Copy the listing out exactly as shown.

* Listed entries:

++++++

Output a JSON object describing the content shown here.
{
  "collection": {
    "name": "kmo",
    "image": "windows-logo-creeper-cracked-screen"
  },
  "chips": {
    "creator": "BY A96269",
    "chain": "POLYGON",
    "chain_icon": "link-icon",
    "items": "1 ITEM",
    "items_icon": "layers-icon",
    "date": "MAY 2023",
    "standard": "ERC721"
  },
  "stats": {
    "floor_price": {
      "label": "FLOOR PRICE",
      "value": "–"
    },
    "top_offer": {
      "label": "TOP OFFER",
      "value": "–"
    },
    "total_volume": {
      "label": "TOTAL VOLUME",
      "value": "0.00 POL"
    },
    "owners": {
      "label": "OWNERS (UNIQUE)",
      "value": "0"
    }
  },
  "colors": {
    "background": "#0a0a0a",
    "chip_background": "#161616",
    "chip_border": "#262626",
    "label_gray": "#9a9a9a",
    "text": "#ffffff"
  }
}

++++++

* Answer for this exercise:
Output a JSON object describing the content shown here.
{
  "collection": {
    "name": "kmo",
    "image": "windows-logo-creeper-cracked-screen"
  },
  "chips": {
    "creator": "BY A96269",
    "chain": "POLYGON",
    "chain_icon": "link-icon",
    "items": "1 ITEM",
    "items_icon": "layers-icon",
    "date": "MAY 2023",
    "standard": "ERC721"
  },
  "stats": {
    "floor_price": {
      "label": "FLOOR PRICE",
      "value": "–"
    },
    "top_offer": {
      "label": "TOP OFFER",
      "value": "–"
    },
    "total_volume": {
      "label": "TOTAL VOLUME",
      "value": "0.00 POL"
    },
    "owners": {
      "label": "OWNERS (UNIQUE)",
      "value": "0"
    }
  },
  "colors": {
    "background": "#0a0a0a",
    "chip_background": "#161616",
    "chip_border": "#262626",
    "label_gray": "#9a9a9a",
    "text": "#ffffff"
  }
}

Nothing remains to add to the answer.